*** Opening Records for the exercise ***

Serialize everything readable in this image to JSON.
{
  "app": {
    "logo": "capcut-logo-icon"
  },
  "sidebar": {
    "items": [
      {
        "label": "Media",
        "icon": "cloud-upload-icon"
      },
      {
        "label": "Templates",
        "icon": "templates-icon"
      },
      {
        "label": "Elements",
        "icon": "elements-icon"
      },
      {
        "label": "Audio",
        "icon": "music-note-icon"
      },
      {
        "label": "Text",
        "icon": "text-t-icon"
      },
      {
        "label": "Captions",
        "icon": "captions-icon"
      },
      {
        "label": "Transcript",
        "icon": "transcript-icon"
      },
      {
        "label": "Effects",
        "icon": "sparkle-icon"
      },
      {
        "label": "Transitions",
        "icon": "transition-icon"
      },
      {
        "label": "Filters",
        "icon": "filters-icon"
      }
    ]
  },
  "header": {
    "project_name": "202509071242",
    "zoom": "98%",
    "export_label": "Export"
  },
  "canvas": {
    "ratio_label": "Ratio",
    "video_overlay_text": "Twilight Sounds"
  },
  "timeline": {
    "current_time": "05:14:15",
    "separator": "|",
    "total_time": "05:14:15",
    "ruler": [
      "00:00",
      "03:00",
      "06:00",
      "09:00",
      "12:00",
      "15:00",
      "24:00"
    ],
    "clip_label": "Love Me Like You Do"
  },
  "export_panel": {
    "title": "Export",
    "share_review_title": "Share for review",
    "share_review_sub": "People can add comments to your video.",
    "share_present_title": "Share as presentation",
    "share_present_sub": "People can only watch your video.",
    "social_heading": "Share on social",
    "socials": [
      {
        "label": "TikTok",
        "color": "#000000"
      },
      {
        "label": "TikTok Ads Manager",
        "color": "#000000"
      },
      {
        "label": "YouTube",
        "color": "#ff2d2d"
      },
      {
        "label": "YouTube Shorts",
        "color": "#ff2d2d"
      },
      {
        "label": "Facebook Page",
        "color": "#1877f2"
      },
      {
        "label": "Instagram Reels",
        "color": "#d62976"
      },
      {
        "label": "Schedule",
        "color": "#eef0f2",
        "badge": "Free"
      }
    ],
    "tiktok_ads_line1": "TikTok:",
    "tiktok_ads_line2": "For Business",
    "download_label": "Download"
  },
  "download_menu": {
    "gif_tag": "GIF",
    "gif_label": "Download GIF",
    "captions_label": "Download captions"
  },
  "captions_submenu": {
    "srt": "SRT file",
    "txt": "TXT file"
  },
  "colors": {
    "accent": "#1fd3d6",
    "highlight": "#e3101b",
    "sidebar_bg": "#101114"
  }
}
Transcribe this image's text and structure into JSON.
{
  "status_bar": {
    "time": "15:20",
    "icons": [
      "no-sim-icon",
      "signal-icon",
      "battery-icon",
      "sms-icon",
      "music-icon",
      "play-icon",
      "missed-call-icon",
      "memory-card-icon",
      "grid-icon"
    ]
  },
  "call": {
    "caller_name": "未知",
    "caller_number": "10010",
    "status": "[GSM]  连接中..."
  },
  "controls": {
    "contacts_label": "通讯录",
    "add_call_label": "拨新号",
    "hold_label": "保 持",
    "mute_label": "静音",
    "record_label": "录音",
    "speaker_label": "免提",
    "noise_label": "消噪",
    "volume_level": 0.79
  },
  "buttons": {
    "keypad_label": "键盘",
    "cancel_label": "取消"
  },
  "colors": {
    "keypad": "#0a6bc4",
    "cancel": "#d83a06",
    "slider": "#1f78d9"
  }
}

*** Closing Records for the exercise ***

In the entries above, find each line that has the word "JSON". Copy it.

Serialize everything readable in this image to JSON.
Transcribe this image's text and structure into JSON.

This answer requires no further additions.